"My father said that they breeded good niggers--stud 'em like horses and
cattle. Good healthy man and woman that would breed fast, they would
keep stalled up. Wouldn't let them get out and work. Keep them to raise
young niggers from. I don't know for certain that my father was used
that way or not. I don't suppose he would have told me that, but he was
a mighty fine man and he sold for a lot of money. The slaves weren't to
blame for that.
"My father said that in about two or three months after the War ended,
his young master told them that they were free. They came home from the
War about that time.
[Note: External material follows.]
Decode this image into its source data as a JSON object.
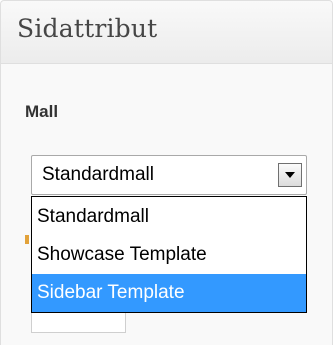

He told them that they could continue living on
with them or that they could go to some one else if they wanted to
'cause they were free and there wasn't any more slavery.
"I was born after slavery. Peace was declared in 1865, wasn't it? When
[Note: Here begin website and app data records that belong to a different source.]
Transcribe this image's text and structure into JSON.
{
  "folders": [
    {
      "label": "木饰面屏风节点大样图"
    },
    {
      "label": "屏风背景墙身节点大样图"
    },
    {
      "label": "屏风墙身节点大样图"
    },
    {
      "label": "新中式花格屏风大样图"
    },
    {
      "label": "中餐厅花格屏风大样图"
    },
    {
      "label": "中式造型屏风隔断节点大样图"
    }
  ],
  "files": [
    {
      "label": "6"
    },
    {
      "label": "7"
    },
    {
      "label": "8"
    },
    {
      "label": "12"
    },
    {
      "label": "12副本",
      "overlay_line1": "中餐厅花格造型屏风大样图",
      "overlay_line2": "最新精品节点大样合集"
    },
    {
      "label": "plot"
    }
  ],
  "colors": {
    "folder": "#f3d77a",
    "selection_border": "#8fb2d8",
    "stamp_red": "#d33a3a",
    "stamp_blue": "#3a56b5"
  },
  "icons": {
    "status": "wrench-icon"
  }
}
the War ended I don't know where my father was living, but I was bred
and born in Woodruff near Augusta in Arkansas. All the Booneses were
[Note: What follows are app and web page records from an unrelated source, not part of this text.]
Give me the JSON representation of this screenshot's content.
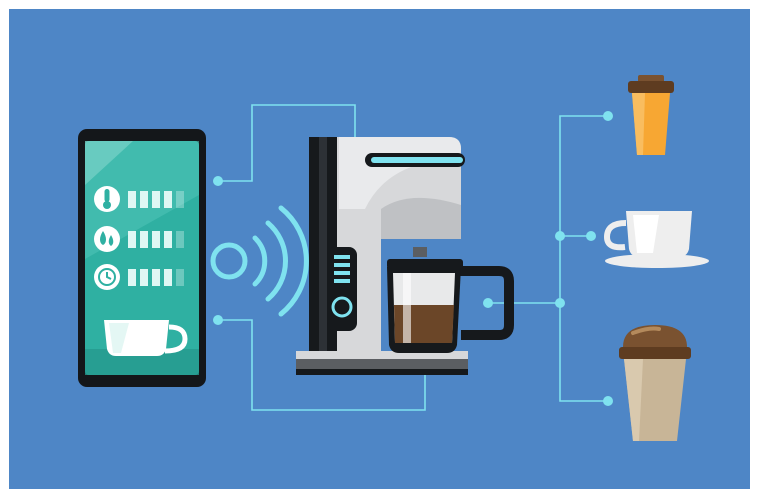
{
  "colors": {
    "background": "#4e86c6",
    "line": "#7fe2ef",
    "phone_frame": "#14171a",
    "phone_screen": "#2fb0a2",
    "machine_body": "#d7d8da",
    "machine_dark": "#16191c",
    "coffee": "#6b4628",
    "cup_orange": "#f7a733",
    "cup_white": "#eeeeee",
    "cup_beige": "#c8b597",
    "lid_brown": "#7a5230"
  },
  "icons": {
    "phone": "smartphone-icon",
    "thermometer": "thermometer-icon",
    "water_drops": "water-drop-icon",
    "clock": "clock-icon",
    "cup": "coffee-cup-icon",
    "wifi": "wireless-signal-icon",
    "coffee_machine": "coffee-machine-icon",
    "takeaway_cup": "takeaway-cup-icon",
    "espresso_cup": "espresso-cup-icon",
    "latte_cup": "latte-cup-icon"
  },
  "phone_status_levels": {
    "temperature": 0.75,
    "water": 0.75,
    "timer": 0.75
  }
}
there when I knew anything about it. They owned hundreds and hundreds of
acres of ground. I was born on old Captain Boone's farm.
"My father was always a farmer. He farmed till he died. They were
supposed to give him a pension, but he never did get it. They wrote to
us once or twice and asked for his number and things like that, but they
never did do nothing. You see he fit in the Civil War. Wait a minute. We
had his old gun for years. My oldest brother had that gun. He kept that
gun and them old blue uniforms with big brass buttons. My old master had
a horn he blowed to call the slaves with, and my brother had that too.
He kept them things as particular as you would keep victuals.
"Yes, my father fit in the Civil War. I have seen his war clothes as
many times as you have hairs on your head I reckon. He had his old sword
and all. They had a hard battle down in Mississippi once he told me. Our
house got burnt up and we lost his honorable discharge. But he was
legally discharged. But he didn't git nothin' for it, and we didn't
"My father was whipped by the pateroles several times. They run him and
whipped him. My daddy slipped out many a time. But they never caught him
when he slipped out. They never whipped him for slippin' out. That was
during the time he was a slave. The slaves wasn't allowed to go from one
master to another without a pass. My father said that sometimes, his
young master would play a joke on him. My father couldn't read. His
young master would give him a pass and the pass would say, 'Whip Arthur
Boone's --- and pass him out. When he comes back, whip his --- again and
pass him back.' His young master called hisself playin' a joke on him.
They wouldn't hit him more than half a dozen licks, but they would make
him take his pants down and they would give them to him jus' where the
pass said. They wouldn't hurt him much. It was more devilment than
anything else. He would say, 'Whut you hittin' me for when I got a
pass?' and they would say, 'Yes, you got a pass, but it says whip your
---.' And they would show it to him, and then they would say, 'You'll
git the res' when you come back.' My father couldn't read nothin' else,
but that's one word he learnt to read right well.
"My father was quite a young man in his day. He died in 1891. He was
just fifty-six years old. I'm older now than he was when he died. My
occupation when I was well was janitor. I have been sick now for three
years and ain't done nothin' in all that time. If it wasn't for my wife,
I don't know whut I would do.
"I was born in 1872, on December the eighth, and I am sixty-six years
old now. That is, I will be if the Lord lets me live till December the
eighth, this year.
"Now whose story are you saying this is? You say this is the story of
Arthur Boone, father of J.F. Boone? Well, that's all right; but you
better mention that J.F. Boone is Arthur Boone's son. I rent this house
from Mr. Lindeman. He has the drug store right there. If anybody comes
lookin' for me, I might be moved, but Mr. Lindeman will still be there."
If you have read this interview hastily and have missed the patroller
joke on page three, turn back and read it now. The interviewer considers
it the choicest thing in the story.
That and the story of an unpensioned Union veteran and the insistence on
the word "son" seemed to me to set this story off as a little out of the
Jessie Sparrow Jh Beckwith